## Try it
Your task is to restate exactly the lines from the one holding "Decode this image" to the end of the entries below, inclusive.

======== Dataset records

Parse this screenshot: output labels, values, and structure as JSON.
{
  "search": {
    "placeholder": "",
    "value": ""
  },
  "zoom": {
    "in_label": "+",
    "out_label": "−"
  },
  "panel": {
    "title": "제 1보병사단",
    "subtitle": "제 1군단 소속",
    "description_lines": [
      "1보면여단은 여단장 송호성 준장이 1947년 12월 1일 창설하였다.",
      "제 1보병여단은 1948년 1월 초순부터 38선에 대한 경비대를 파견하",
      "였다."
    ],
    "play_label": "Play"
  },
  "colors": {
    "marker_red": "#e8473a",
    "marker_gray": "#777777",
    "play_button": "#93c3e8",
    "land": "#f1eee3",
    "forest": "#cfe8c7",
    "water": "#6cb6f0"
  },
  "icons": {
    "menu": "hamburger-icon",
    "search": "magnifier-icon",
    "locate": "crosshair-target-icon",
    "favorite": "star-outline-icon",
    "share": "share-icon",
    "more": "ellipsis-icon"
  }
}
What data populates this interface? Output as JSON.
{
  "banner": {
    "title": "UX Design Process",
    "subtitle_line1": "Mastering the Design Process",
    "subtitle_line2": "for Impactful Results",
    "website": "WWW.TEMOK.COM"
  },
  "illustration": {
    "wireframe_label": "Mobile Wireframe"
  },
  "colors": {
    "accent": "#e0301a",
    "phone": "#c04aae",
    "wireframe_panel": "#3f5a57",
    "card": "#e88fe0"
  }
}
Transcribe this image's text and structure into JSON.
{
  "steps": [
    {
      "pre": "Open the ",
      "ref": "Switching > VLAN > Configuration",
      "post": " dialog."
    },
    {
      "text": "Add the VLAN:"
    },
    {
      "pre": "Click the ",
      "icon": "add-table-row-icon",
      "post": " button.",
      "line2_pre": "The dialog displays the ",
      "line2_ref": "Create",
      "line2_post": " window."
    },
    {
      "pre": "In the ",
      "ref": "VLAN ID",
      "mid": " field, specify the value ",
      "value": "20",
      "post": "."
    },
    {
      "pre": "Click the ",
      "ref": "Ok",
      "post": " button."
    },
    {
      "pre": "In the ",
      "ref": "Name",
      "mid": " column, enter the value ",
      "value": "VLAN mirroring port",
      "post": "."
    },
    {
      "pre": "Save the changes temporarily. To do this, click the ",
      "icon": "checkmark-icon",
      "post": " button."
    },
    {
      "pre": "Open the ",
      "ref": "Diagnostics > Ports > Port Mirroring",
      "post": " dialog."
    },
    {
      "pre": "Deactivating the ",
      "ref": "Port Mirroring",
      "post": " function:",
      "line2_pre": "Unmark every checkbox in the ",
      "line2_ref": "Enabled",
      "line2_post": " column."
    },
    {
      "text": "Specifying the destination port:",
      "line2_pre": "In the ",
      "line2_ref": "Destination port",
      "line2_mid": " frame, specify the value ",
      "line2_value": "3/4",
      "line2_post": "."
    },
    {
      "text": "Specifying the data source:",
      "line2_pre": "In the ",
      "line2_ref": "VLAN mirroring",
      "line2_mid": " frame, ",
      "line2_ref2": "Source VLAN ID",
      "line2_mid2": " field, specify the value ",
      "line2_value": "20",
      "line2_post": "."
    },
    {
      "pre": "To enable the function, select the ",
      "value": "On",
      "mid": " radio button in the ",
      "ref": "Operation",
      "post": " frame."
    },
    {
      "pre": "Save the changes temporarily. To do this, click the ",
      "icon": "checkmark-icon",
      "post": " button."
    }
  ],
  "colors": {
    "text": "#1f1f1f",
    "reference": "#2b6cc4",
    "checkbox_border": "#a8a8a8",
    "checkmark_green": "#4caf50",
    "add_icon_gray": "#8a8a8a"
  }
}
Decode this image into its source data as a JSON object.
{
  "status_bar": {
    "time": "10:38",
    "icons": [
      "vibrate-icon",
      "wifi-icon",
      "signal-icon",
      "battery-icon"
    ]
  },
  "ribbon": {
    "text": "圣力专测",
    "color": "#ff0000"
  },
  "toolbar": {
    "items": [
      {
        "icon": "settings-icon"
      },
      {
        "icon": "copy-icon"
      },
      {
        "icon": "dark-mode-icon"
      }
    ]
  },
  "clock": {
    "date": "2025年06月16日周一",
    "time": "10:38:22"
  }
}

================

## Response box
Decode this image into its source data as a JSON object.
{
  "status_bar": {
    "time": "10:38",
    "icons": [
      "vibrate-icon",
      "wifi-icon",
      "signal-icon",
      "battery-icon"
    ]
  },
  "ribbon": {
    "text": "圣力专测",
    "color": "#ff0000"
  },
  "toolbar": {
    "items": [
      {
        "icon": "settings-icon"
      },
      {
        "icon": "copy-icon"
      },
      {
        "icon": "dark-mode-icon"
      }
    ]
  },
  "clock": {
    "date": "2025年06月16日周一",
    "time": "10:38:22"
  }
}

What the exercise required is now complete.